Tommy Embraces His Legacy

World’s number five shuttler Tommy Sugiarto hopes to repeat his father’s 1983 victory in Copenhagen. (Photo courtesy of PBSI)

World’s number five shuttler Tommy Sugiarto hopes to repeat his father’s 1983 victory in Copenhagen. (Photo courtesy of PBSI)

Icuk Sugiarto came to Copenhagen in 1983 to continue Indonesia’s badminton glory on the world stage, a task he achieved with flying colors by defeating fellow national shuttler and six-time All England champion Liem Swie King to secure the World Championship title.

Icuk’s victory marked the peak of the golden era of Indonesian men’s singles badminton. Nearly 31 years later, Tommy Sugiarto arrives in Copenhagen hoping to repeat his father’s historic feat.

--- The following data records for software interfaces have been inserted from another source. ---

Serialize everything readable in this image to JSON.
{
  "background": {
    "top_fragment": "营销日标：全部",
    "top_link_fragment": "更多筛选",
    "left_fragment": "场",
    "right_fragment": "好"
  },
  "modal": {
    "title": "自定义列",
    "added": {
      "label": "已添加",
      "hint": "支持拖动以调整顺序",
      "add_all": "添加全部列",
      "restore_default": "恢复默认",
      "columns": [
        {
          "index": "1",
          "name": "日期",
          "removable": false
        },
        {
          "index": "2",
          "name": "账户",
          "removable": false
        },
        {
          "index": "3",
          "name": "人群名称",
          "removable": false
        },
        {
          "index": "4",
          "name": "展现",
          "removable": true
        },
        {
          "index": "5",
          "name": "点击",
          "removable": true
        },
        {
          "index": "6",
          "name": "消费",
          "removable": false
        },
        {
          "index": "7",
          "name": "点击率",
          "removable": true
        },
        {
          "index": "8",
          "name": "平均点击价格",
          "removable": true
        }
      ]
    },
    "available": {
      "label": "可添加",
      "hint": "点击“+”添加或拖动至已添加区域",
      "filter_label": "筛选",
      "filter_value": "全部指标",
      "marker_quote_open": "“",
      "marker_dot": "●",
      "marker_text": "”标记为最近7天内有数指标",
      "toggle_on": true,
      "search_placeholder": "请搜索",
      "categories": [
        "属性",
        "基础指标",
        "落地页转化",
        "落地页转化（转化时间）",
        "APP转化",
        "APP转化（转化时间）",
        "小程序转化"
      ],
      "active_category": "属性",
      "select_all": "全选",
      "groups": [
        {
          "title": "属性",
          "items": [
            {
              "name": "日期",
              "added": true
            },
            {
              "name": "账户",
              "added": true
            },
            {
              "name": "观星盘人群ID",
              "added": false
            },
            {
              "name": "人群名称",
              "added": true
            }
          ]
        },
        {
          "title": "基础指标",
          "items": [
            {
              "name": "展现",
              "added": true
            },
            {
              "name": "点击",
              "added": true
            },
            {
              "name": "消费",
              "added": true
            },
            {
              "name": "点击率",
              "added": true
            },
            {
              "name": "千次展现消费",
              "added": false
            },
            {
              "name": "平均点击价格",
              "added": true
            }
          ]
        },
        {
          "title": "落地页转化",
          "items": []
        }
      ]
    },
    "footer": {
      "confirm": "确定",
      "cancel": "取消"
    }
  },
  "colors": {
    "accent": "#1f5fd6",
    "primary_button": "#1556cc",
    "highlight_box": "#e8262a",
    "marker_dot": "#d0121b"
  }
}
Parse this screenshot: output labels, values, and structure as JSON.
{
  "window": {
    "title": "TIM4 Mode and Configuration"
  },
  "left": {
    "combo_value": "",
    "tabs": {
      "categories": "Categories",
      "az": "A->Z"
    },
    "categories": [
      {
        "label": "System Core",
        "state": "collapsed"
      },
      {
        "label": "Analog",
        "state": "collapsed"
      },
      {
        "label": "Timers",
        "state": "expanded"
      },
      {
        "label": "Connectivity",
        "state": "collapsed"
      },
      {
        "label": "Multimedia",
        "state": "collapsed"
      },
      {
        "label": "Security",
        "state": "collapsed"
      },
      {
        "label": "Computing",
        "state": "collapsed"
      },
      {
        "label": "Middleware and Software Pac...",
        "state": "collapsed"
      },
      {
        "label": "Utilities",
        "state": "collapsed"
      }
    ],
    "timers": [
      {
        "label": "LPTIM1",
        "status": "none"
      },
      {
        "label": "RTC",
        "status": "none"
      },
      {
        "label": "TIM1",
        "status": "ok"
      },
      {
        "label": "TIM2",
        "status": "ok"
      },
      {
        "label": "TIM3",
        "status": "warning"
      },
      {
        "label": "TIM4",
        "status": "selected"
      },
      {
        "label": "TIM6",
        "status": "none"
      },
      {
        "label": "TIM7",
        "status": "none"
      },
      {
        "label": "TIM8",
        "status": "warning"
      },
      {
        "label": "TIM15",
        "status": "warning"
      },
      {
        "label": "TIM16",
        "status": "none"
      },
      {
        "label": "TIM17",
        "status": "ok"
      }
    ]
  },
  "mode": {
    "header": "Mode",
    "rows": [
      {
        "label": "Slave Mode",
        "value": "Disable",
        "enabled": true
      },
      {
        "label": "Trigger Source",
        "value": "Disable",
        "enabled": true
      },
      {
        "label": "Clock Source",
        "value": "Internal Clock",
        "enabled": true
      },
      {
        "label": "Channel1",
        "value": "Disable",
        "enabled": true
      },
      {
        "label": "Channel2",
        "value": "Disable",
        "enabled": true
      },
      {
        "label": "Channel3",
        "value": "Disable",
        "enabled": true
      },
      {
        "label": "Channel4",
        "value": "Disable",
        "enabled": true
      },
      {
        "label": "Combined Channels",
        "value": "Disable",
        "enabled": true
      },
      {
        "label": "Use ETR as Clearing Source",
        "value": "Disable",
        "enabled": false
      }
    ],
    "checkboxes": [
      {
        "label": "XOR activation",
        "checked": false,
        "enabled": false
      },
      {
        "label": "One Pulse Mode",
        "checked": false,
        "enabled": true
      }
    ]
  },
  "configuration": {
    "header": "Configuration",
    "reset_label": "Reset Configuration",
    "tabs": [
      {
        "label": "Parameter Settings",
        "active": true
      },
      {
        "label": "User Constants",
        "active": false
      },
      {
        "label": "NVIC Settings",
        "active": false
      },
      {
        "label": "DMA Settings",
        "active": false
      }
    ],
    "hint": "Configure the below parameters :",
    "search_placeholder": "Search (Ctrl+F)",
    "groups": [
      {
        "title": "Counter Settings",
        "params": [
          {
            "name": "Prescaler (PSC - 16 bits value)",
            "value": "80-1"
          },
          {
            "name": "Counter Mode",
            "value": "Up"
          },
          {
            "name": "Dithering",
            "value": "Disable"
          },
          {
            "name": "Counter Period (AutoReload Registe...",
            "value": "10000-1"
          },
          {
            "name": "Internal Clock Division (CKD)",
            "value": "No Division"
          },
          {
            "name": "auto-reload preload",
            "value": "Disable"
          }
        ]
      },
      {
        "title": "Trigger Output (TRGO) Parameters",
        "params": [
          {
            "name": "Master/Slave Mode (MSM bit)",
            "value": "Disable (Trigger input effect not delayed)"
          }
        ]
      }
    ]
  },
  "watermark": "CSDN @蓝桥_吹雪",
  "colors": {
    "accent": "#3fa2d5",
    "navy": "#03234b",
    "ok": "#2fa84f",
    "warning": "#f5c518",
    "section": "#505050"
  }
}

After fellow shuttler Simon Santoso withdrew from this year’s World Championships due to dengue fever days before the team left for the Danish capital, Tommy became the team’s only chance at victory.

“It is my very first time playing in Copenhagen. I feel so excited to know that my father clinched his World Champion title here in this city,” the world number five told during his training session at Ballerup Super Arena in Copenhagen on Saturday.

“My father has been praying for me to receive the same fortune and blessings here as he did 31 years ago. I’m in high spirits; blessings from my parents are what I need right now.”

Competing in Europe, he added, needs extra preparation and training.

“The cool weather requires players from tropical countries to warm up thoroughly. Then I have to adjust myself with the time difference and local foods,” the 2013 Superseries Finals runner-up said.

In last year’s World Championships in Guangzhou, Tommy lost in the quarterfinals to Malaysian ace Lee Chong Wei. Lee eventually progressed to the final, only to lose to longtime foe and defending champion Lin Dan of China, playing in front of a home crowd.

Tommy will start his quest at this year’s championships facing Singapore’s Derek Wong Zi Liang. His 4-0 record over Wong should give him a boost in confidence. Should Tommy pass through the opener, the second round will see him  take on either Russia’s Vladimir Malkov or Ukraine’s Dmytro Zavadsky.

Veteran Hong Kong shuttler Hu Yun will likely pose the only serious challenge to Tommy should he reach the third round, following Hu’s promising progress in the past few months, including the Japan Open Superseries final in June where he lost to Lee. Tommy and Hu have met twice before, taking one game each.

If Tommy is able to ease past Hu, Japan’s number one shuttler, Kenichi Tago, might be his opponent in the quarterfinals.

Tommy holds a 3-1 head-to-head record against the world number four. Though second-seeded Chen Long of China or Germany’s number one Marc Zwiebler, ranked 26th in the world, could be tough potential semifinal opponents, the Indonesian Badminton Association (PBSI) says it believes Tommy “has the chance to at least reach the final.”

“He has to play at his best,” said Rexy Mainaky, the PBSI’s athlete development chief.